Some thoughts on the three as-yet undecided Senate seats:
Democrats should reverse course and seat Roland Burris as the senator from Illinois; Burris should announce that he will not run for reelection in 2010. For all the apparent strength of the case against Illinois governor Ron Balagojevich (D), he has not been convicted of anything (indeed, there is some chance that he will not be, given the difficulty of proving cases involving political favor-trading). There is, as far as I know, no suspicion of anything untoward in Burris' background, his relationship with the governor or his appointment. Despite the unsavory atmosphere surrounding the appointment, if he is willing to serve under a cloud (and he certainly appears to be), he should be seated.
Democrats should not attempt to seat Al Franken until the process of law has worked its way out in Minnesota. Although Franken has "surged" to a lead of more than 200 votes, that is still and infinitesimal margin. Norm Coleman (R.MN--although his term expires tomorrow) has said he will go to court, as is his right. The Senate--that is, the Democratic caucus--should stand aside and let Minnesota decide the race, as it is entitled to do under the Constitution.

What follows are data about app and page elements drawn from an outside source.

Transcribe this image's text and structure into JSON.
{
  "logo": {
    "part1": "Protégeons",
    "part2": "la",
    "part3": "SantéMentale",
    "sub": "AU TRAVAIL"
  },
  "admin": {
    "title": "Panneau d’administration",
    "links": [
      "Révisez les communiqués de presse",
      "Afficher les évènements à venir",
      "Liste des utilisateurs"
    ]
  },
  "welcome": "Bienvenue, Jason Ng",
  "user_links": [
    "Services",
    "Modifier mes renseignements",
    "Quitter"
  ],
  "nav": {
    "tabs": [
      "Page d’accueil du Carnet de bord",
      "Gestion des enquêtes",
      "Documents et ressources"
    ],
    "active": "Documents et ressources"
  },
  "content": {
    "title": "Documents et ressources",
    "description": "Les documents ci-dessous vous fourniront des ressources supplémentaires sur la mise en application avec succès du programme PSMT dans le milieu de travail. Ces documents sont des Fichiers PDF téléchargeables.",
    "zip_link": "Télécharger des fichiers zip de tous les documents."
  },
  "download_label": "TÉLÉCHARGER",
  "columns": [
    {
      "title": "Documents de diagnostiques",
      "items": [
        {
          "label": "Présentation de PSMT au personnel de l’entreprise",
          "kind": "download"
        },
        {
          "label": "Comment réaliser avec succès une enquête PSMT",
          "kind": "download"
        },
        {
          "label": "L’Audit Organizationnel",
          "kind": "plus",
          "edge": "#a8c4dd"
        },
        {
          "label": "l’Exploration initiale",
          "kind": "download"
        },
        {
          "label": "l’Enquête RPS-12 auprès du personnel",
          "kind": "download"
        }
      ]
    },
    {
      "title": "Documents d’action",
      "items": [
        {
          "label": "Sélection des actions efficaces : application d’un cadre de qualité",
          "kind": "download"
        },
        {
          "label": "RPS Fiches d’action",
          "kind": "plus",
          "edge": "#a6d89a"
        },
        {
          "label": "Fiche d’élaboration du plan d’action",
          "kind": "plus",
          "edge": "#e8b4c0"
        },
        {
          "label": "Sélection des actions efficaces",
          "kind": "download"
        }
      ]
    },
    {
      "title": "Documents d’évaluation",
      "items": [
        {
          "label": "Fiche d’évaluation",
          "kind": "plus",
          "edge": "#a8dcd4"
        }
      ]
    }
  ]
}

In New York, the candidacy of Caroline Kennedy has been talked up and talked down and, as of the past twenty-four hours, talked up again. Attractive as she is, picking her could engender not only talk of elitism among Democrats (the GOP is desperate for ANY point of leverage), but conflict between Gov. David Paterson (D) and many powerful political figures in New York, in all likelihood without gaining him a reputation for independence that he could use when he has to run in 2010. New York has many qualified candidates. One of them is Rep. Carolyn Maloney (D.NY). A lifelong Republican until her husband was killed in a massacre on the Long Island Railroad, she became a Democrat when Republicans would not support gun control. She has been an effective legislator, she knows her way around Washington, she is not one of the state's powerful political families, she's a woman, and she's not from New York City--all points in her favor. Paterson could do a lot worse--for the nation, the state, the Democratic Party and himself--than to pick her.